Twitter, as all Twitterworld now knows, launched its Twitter Lists feature a couple of weeks ago. Between travel, the flu and work, I’ve had little time, until now, to play with lists, but I like what I see. And it’s changing how I use Twitter.
Some advantages are obvious:
- Twitter lists let you group and sort similar followees. For example, my @allanjenkins/iabc group, where I follow 230+ IABC members, chapters and regions, and my @allanjenkins/travel-tourism list, where I track other tourism professionals. Two very different groups, both important to me.
- Twitter lists are like tags: you can put anyone you follow into several groups. For example, I have put @connectbyhertz (The Hertz Company’s customer outreach Twitterers) into the @allanjenkins/travel-tourism list and another (private) list where I track companies using Twitter for customer engagement.
Now, the desktop and phone client Tweetdeck has long offered grouping. But if you are grouping on Tweetdeck, you will need to "know" your followees pretty well… you will need to know that @crescenzo is in corporate communication and @LPT is, too, but @theseboots has nothing to do with @themurr, who writes the Writing Boots blog. That makes grouping tedious on the desktop and horrid hell on the iPhone (the two do not synch).
With Twitter Lists, though, you can use the Twitter Friends Bio At A Glance Greasemonkey script (if you use Firefox). With that, you get a list of followees (and followers) with a full profile appended. Makes it a breeze to bang people into different lists… even if you follow many hundreds. And, because the lists live at Twitter, not your desktop or phone, you get one stop shopping.
- Twitter lists let you follow other people’s lists — in effect, letting others who know more than you curate and edit lists you are interested in.
But what I love about Twitter lists is that you can list anyone, not just those you follow…
- You can stop following people and organizations you are just tracking.

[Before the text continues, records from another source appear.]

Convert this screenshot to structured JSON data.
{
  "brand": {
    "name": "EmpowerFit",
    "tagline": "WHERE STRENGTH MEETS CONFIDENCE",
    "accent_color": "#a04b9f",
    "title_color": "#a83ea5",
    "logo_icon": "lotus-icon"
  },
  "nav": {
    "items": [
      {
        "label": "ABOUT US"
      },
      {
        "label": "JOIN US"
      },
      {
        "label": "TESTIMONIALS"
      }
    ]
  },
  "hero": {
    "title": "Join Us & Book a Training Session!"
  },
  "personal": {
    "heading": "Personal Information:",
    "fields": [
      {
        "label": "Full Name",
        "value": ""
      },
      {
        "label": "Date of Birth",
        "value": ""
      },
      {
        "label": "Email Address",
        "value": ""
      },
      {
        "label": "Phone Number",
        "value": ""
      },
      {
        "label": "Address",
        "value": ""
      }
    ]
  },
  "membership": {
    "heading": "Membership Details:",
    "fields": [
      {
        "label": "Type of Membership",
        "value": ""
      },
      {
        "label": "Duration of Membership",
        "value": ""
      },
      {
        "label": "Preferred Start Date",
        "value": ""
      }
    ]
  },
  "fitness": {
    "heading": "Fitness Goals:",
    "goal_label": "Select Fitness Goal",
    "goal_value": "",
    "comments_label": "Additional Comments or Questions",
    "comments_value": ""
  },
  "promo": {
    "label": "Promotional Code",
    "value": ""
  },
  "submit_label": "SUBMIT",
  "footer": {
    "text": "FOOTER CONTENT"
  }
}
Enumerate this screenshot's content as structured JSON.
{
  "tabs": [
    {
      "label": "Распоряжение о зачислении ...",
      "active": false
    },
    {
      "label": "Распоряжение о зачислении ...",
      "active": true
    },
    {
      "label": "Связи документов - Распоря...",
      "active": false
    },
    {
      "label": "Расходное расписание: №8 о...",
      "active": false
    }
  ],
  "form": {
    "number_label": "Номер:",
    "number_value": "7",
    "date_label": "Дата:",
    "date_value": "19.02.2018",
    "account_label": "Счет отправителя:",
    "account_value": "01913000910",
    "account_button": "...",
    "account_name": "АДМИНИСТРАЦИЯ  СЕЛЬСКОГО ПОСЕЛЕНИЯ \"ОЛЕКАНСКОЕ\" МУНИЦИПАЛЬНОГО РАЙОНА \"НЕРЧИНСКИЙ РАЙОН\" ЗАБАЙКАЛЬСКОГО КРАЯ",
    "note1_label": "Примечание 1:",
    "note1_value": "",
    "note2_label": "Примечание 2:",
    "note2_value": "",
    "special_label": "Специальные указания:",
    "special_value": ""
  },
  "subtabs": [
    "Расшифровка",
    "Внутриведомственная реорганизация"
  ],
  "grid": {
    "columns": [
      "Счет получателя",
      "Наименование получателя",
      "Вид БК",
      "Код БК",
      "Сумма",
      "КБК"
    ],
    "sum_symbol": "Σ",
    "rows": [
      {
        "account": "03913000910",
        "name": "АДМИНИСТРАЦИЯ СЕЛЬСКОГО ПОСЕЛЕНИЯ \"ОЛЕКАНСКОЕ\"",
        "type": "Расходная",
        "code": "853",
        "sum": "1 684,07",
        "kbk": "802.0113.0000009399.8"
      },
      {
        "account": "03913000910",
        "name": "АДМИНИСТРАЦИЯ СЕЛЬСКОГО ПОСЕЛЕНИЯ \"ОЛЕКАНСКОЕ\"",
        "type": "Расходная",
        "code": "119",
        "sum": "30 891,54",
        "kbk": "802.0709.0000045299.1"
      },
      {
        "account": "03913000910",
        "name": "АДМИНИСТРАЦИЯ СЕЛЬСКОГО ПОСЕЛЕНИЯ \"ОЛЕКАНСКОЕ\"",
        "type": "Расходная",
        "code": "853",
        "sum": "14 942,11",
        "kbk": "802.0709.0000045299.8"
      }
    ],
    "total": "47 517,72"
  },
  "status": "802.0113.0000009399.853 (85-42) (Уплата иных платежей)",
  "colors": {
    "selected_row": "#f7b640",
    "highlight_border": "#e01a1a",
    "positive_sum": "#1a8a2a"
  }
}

For example, a few days ago, I was following over 1000 twitterers. More than 100 were companies, IABC chapters, news organizations, etc, with whom I would never have a conversation on Twitter…. I was just watching their stream. But Twitter lists let me move them to a list, where I can still track them, then "unfollow" them in my Twitter stream. Instantly I dropped nearly 200 followees, cleaning up my timeline.
- When new followers follow you, you don’t have to make a snap decision about allow/followback/block/blockspam… you can just toss them in a list and let them prove their worth.
- You can list people you are considering following… again, a probationary thing.
Just some early thoughts on Twitter Lists… but I think it’s the best improvement ever from Twitter.